We took the Historical River Tour, which included a narration explaining the history of the area and identifying the landmarks we passed.
2. Visit the world-famous WWII Museum
The World War II Museum is the number one tourist destination in New Orleans. TripAdvisor also lists it as one of the top 10 museums in the world.
And you can see why once you get inside. The displays are immersive, engaging, and beautifully designed. By the time you’re done, you feel like you have a much better understanding of the different fronts of the war.
Our son spent some of the time being carried, some of the time napping, and some of the time crawling around on the dirty floors (sometimes you’ve got to do what you’ve got to do to keep them entertained- and then sanitize their hands afterwards).
3. Learn to make local classics in a cooking class
What a fun experience! I would recommend a cooking class to anyone visiting New Orleans. We learned how to make some local classics: jambalaya, gumbo, and pralines.
The chef who was teaching us was funny and dynamic, which made for a very entertaining demonstration. And you get heaping servings of all of the food, so you really can’t go wrong here.
Our son took a nap in his carrier for most of the demonstration and then woke up just in time for the eating part. He’s got a great sense of timing. And he loved all of the food!

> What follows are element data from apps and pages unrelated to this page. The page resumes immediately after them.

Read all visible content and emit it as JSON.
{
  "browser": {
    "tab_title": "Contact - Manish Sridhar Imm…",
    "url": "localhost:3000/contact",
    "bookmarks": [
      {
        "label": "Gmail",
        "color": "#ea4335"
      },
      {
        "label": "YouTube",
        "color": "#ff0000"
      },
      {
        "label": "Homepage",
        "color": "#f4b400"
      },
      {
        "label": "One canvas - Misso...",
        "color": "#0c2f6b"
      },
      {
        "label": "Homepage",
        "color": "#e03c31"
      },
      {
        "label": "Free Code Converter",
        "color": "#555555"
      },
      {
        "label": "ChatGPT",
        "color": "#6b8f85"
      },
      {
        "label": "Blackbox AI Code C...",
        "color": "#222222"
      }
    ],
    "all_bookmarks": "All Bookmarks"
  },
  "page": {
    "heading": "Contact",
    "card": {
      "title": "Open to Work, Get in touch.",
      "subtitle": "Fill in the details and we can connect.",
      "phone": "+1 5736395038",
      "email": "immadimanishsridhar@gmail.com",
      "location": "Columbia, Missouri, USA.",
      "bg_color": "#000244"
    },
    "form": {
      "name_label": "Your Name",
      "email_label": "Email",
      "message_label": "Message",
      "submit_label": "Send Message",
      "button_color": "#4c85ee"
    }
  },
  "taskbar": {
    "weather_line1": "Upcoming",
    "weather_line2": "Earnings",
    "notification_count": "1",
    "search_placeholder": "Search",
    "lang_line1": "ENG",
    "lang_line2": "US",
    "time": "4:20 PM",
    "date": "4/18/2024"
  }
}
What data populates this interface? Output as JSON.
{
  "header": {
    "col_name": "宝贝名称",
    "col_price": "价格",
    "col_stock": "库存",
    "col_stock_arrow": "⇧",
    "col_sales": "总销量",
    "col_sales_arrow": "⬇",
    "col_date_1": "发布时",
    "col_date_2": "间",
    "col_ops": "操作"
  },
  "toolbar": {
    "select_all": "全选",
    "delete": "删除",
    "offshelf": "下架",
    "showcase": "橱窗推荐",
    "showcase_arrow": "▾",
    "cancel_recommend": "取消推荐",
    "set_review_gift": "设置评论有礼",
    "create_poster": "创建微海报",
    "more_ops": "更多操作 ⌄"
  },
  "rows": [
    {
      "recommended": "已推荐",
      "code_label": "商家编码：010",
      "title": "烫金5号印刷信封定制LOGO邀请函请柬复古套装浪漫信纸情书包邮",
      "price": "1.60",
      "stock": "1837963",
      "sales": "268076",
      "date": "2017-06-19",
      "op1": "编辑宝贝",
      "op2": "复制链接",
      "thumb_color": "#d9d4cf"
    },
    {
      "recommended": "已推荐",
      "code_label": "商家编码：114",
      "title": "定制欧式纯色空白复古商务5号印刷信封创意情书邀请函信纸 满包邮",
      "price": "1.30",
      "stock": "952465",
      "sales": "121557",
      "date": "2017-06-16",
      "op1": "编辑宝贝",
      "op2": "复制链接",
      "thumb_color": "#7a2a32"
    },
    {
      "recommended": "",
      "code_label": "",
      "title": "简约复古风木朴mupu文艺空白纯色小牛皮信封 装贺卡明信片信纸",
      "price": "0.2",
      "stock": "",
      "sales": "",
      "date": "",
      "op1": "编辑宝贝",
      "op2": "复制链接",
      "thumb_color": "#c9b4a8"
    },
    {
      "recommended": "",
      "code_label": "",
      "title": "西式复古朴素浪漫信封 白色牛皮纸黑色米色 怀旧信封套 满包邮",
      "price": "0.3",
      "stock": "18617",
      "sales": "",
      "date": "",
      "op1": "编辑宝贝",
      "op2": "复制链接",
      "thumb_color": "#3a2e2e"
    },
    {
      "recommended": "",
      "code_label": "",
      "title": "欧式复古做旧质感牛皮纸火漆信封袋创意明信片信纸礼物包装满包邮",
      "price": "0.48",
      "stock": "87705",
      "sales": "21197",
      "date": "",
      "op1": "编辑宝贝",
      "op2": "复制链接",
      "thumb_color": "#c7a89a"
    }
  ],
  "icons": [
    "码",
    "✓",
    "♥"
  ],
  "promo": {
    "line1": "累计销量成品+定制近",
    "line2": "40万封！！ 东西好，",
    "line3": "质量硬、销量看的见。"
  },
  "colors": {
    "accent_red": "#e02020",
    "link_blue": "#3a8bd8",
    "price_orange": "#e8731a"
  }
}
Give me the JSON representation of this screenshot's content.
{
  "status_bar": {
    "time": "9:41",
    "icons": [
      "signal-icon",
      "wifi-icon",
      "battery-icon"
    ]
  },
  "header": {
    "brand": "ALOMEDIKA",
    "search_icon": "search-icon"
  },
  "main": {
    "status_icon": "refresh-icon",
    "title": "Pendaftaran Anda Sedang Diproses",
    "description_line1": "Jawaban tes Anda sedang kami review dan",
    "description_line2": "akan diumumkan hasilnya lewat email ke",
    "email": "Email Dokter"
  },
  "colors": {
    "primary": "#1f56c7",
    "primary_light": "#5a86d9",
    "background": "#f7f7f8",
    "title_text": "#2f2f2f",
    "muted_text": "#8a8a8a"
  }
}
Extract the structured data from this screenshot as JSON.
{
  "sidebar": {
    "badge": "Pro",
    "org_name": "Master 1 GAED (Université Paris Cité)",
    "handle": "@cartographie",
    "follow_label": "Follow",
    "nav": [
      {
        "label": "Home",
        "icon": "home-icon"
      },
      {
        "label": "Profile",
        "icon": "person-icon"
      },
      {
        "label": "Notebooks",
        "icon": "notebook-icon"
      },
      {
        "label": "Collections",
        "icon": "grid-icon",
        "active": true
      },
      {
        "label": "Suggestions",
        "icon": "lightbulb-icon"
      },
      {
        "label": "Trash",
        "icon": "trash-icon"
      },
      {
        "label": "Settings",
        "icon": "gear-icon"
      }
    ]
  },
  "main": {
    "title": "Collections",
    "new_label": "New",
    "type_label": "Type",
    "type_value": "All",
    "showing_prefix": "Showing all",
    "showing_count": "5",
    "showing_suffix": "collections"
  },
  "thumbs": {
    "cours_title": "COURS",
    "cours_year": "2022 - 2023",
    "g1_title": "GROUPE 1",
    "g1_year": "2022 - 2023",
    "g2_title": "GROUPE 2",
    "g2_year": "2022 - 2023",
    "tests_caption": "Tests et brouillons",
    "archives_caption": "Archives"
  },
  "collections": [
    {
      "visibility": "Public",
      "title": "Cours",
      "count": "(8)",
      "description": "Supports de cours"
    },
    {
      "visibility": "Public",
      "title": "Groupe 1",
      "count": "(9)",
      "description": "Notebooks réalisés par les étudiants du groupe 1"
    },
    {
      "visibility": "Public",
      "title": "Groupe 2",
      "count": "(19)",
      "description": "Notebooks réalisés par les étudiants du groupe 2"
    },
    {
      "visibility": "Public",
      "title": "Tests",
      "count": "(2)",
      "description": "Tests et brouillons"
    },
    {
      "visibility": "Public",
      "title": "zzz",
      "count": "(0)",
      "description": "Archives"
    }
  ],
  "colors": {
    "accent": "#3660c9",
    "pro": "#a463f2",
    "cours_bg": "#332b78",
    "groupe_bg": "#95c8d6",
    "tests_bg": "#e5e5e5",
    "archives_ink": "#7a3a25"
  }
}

4. Tour a plantation
We debated back and forth on whether or not to drive an hour or two outside of the city to visit a plantation. In the end, we decided to make time for it, and that turned out to be a great decision.
In the tour, we learned about life on a sugar cane plantation, Creole Louisiana, and the history of slavery in the area. The tour took us through the big house, the slave quarters, and the grounds. The experience was both informative and compelling.
5. Take in the ambiance of Jackson Square
Jackson Square is a historic park in the French Quarter bounded by the banks of Mississippi on one side and the St. Louis Cathedral on the other.
Take a few minutes to relax and take in the scene as you stroll past musicians playing jazz, artists displaying their wares, and psychics and palm readers ready to tell your future.
We enjoyed taking some time to unwind and let our little guy explore. He was a big fan of the live music and enjoyed clapping along.
6. Learn the history of the city on a bus tour
Our two-hour bus tour gave us a comprehensive history of the area and took us to classic neighborhoods such as the French Quarter and the Garden District.
We made stops at the St. Louis Cemetery and at Morning Call, the oldest cafe in New Orleans, to get beignets (and you know I’ll never say no to a good beignet!).
We also covered some more recent history, visiting some of the areas that were most heavily affected by Hurricane Katrina.
7. Enjoy local food
If you’re in New Orleans, you have to try some of the classic local dishes. They. Are. Delicious. Jambalaya, gumbo, po’boy, hush puppies, fried catfish…the list goes on. We even tried a gator burger when we were feeling particularly daring.
And of course, my personal favorite: beignets! As many beignets as I could get my hands on. You might not leave New Orleans any lighter, but boy will your stomach be happy!
We didn’t know quite what to expect when we headed to New Orleans, but we were so glad we took the time to visit this unique and fascinating city!